Lancashire Times
Weekend Edition
10:54 AM 25th July 2022

Employment In The North West’s Manufacturing Sector Saw Robust Growth Last Quarter – Cbi/accenture Quarterly Industrial Trends Survey

Andrew Finlayson, North West Lead for Accenture, said:

“Uncertainty in the manufacturing industry is testing firms’ resilience, however there are positive signs in the findings which shows we must remain confident. Despite dropping new order volumes, manufacturing output remains strong and we’re seeing encouraging employment growth as well as continued investment. The importance of these signals of growth should not be underestimated. Everyone operating in the sector is seeking opportunity and that intent will bring future growth.”
Growth in manufacturing output and orders eased in the quarter to July, slowing to more typical rates of expansion following a period of exceptionally strong growth over the previous year. Average costs and prices continued to rise sharply, although growth eased from recent highs.
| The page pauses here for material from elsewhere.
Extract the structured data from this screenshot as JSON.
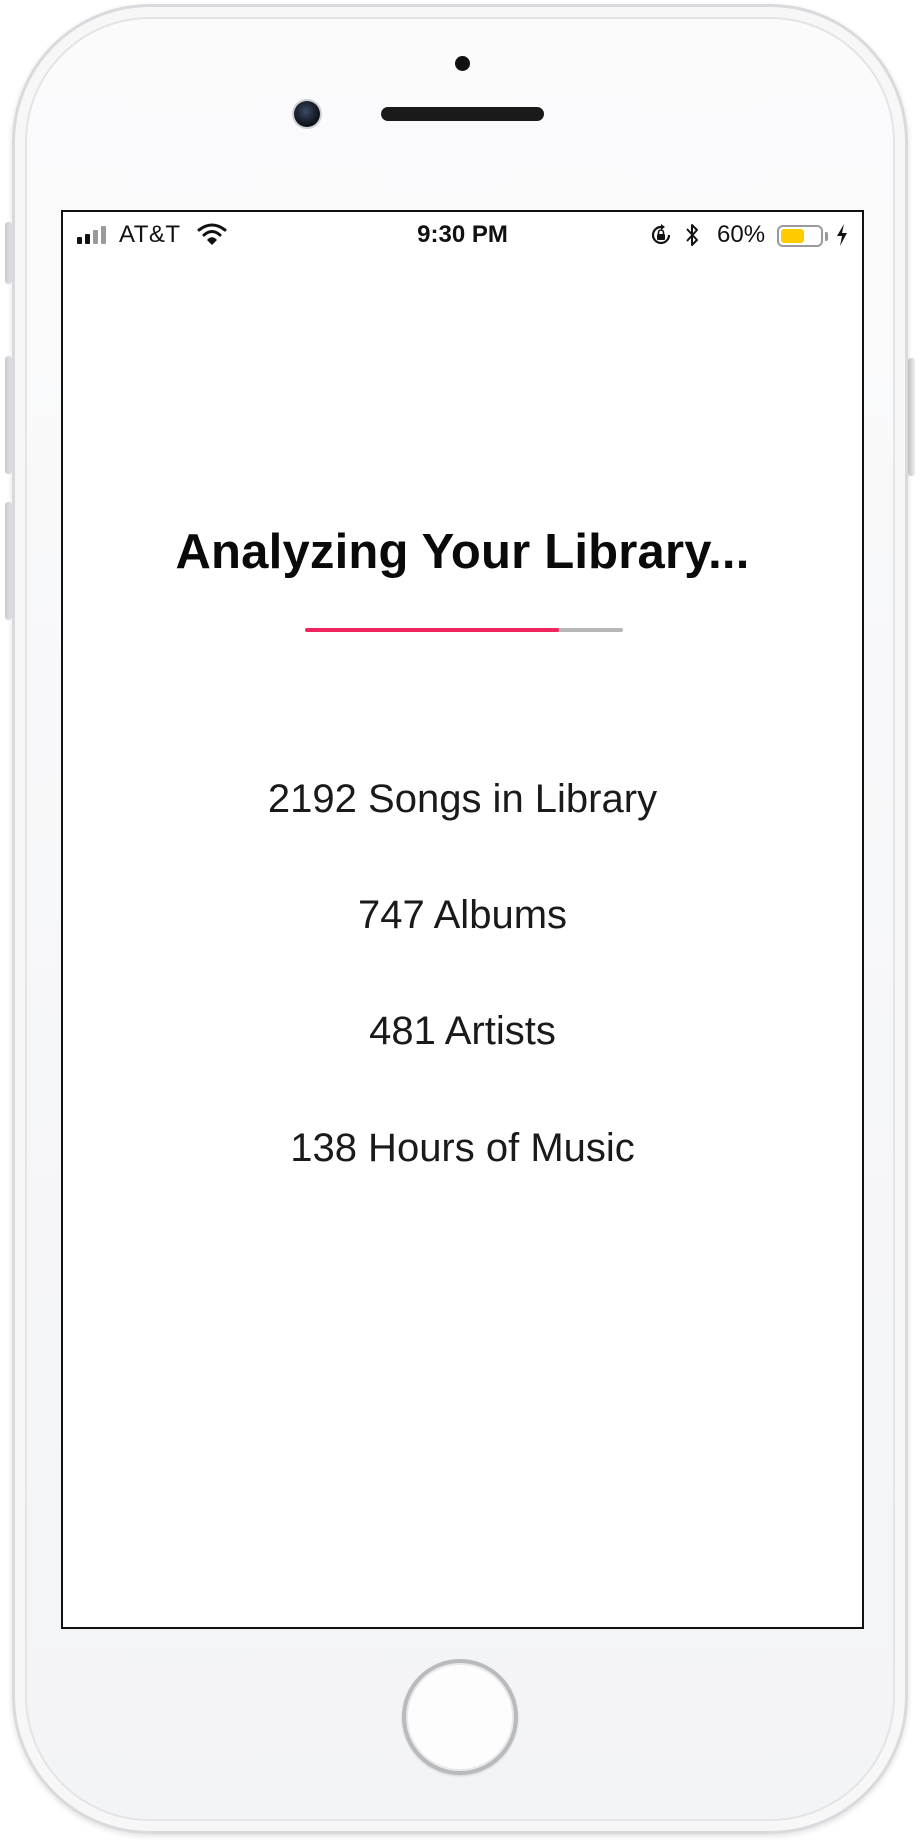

Optimism within the sector fell for a third consecutive quarter. However, investment intentions generally improved, and employment within the sector continued to grow at a robust pace, though less quickly than expected last quarter (for the third quarter running). Concerns over shortages of labour and shortages of components and materials remained acute, but off their recent highs.

The survey, based on the responses of 237 manufacturing firms, found:

Business sentiment fell for a third consecutive quarter, but at a slower pace than in April (-21% from -34% in the quarter to April).
Output volumes in the quarter to July grew at the slowest pace since the quarter to April 2021 (balance of +6%, compared with +25% in quarter to June and a long-run average of +4%), with a similar rate of growth expected in the three months to October (+6%). Output rose in 10 out of 17 sub-sectors, with headline growth driven by food, drink & tobacco, and aerospace.
Average costs in the quarter to July increased at a slightly slower pace compared with the previous quarter, but growth remained well above average (+82%, compared with +87% in April and a long-run average of +31%). Cost growth is expected to slow a little further in the quarter to October (+77%).
Domestic price growth in the quarter to July also eased slightly (+51%, from +60% in April; the long-run average is +13%). Prices are expected to rise at a similar pace to the last quarter (+48%) in the quarter ahead.
Investment intentions for the year ahead picked up in comparison to April for plant & machinery (+17% from +9%), product & process innovation (+10% from +1%) and training (+10% from -3%). Investment in buildings is expected to fall slightly over the year ahead (-7% from -6%, though this remains above the long-run average of -17%).
Numbers employed grew at a similar rate to the previous quarter (+18% from +21%), with a similar rate of increase expected in the next three months (+19%).

Anna Leach, CBI Deputy Chief Economist, said:

“The manufacturing sector has been an economic bright spot in recent months, but output and orders have softened amid ongoing cost pressures, supply challenges and a generalised weakening in economic conditions both in the UK and globally.

“It is encouraging, however, to see investment intentions firming. Stronger investment will be vital if the UK is to reinvigorate growth and keep recession at bay. The new prime minister will need act quickly to fan the flames of these ambitions by announcing a permanent successor to the Super Deduction and urgently reforming an outdated business rates system that currently acts as a tax on investment.”